Unread post by Julie in MN »

I don't usually share this because it's not what many families can or should do, but we used Singapore Math and some years I also got MUS as an extra. These were the reasons it worked for us, I think:

1. My boys were very mathy, and we did lots of math extras. Youngest was on a little math team. So we liked math extras.

2. But sometimes mathy kids get ahead of themselves and need to slow down for a bit or take a break. MUS was a break for us at times.

3. This was my youngest, and I was unlikely to over-do for my "baby" (the way I would have with my oldest).

4. We enjoyed adding audiovisuals to get some liveliness back into our suddenly-quiet house (older siblings were in college and high school). I know the MUS videos are meant for parents, but I think in most families the kids watch them too.

5. He wasn't confused by not staying with MUS all the way through. As I recall, MUS had kids practicing stacked multiplication problems for an entire year, and we could stop and start without being lost.

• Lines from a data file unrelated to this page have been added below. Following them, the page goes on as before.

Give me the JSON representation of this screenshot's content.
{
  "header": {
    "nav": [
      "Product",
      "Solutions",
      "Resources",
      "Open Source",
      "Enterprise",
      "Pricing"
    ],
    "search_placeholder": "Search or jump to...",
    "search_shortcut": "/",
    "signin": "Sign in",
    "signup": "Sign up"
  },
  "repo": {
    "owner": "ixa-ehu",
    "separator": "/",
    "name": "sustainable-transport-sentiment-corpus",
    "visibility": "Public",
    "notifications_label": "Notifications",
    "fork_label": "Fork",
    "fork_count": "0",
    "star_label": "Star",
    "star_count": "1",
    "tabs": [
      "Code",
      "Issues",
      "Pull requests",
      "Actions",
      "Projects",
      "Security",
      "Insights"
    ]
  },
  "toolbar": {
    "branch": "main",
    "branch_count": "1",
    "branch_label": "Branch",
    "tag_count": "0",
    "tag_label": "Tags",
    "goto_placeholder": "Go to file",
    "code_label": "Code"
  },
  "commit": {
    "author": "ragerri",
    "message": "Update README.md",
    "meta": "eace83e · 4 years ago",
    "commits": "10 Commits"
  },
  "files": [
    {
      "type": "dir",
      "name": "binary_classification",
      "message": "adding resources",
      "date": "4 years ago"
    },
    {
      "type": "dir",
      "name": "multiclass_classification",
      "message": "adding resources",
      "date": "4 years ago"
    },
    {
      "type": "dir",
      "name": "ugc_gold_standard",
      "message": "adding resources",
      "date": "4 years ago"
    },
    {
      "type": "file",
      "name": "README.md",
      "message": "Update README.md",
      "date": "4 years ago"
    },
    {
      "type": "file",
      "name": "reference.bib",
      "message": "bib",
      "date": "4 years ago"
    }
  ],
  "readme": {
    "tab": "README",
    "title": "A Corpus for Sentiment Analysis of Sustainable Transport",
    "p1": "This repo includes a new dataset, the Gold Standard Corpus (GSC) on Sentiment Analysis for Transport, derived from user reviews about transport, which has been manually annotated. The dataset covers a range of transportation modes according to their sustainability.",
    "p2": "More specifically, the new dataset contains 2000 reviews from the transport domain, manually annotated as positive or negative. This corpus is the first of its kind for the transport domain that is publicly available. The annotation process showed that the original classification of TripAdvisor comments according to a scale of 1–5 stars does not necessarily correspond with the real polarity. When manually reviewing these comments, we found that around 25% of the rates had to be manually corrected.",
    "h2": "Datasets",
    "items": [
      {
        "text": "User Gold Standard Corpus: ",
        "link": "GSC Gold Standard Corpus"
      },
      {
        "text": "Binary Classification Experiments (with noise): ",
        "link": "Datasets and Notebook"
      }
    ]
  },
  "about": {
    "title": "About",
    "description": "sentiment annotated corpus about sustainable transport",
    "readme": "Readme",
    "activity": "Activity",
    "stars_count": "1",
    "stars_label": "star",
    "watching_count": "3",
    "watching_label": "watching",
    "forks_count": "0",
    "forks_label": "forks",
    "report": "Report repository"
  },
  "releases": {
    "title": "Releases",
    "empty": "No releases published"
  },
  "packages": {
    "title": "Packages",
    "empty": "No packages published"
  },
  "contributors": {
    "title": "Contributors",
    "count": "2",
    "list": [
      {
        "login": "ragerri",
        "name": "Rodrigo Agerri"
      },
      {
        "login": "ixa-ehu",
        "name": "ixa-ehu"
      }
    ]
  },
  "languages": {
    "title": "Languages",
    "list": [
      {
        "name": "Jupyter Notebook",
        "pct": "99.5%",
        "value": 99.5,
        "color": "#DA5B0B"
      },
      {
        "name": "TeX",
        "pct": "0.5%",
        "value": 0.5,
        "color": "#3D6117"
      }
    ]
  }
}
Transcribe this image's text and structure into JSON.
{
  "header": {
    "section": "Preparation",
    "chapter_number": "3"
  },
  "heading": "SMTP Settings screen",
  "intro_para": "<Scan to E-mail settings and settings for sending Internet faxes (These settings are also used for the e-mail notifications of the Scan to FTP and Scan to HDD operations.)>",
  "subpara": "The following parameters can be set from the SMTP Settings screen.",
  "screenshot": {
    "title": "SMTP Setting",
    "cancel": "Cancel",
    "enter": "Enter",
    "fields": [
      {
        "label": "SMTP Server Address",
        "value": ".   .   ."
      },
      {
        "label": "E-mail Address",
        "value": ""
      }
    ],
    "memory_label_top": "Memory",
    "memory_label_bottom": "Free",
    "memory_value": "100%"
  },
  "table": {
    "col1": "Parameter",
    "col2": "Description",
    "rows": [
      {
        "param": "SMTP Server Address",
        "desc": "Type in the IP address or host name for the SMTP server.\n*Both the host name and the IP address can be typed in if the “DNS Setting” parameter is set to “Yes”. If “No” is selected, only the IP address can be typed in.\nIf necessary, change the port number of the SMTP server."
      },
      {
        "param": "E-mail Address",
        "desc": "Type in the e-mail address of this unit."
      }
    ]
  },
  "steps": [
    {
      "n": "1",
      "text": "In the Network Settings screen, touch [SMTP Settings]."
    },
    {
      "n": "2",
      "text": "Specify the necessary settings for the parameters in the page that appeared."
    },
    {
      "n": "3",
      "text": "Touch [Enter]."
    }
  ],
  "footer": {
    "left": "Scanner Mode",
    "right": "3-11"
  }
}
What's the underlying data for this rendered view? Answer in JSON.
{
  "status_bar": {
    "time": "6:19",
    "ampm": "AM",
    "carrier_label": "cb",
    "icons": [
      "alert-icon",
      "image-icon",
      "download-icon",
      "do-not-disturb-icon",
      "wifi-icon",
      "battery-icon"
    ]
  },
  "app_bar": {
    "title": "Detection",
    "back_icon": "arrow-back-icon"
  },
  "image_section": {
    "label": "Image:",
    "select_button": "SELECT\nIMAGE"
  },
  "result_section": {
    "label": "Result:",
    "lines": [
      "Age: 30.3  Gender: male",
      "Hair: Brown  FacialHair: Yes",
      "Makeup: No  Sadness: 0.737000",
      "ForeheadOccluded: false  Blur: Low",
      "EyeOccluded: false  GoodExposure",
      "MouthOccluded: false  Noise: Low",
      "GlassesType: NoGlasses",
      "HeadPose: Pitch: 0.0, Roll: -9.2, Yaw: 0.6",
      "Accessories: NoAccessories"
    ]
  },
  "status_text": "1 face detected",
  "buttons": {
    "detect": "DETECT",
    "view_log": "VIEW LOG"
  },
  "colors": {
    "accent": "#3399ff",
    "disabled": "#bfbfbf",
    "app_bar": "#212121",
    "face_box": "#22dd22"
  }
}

To be honest, I think MUS is just fine for the basics but my son was solving MUS word problems without reading them, since you just needed to locate the two numbers and multiply them (if you were doing the MUS year on multiplication). Singapore Math helps kids see word problems concretely, draw out bar diagrams and the like if needed, and figure out what exactly they already know and what part they need to find out. That's real life - both for mathy and non-mathy kids. That's why I personally would want to have Singapore on board, at least as an extra. In fact, I just bought some sets for my grandson, who is already getting math in public school :)
Julie, married 29 yrs, finding our way without Shane
Reid (21) college student; used MFW 3rd-12th grades (2004-2014)
Alexandra (29) mother; hs from 10th grade (2002+)
Travis (32) engineer; never hs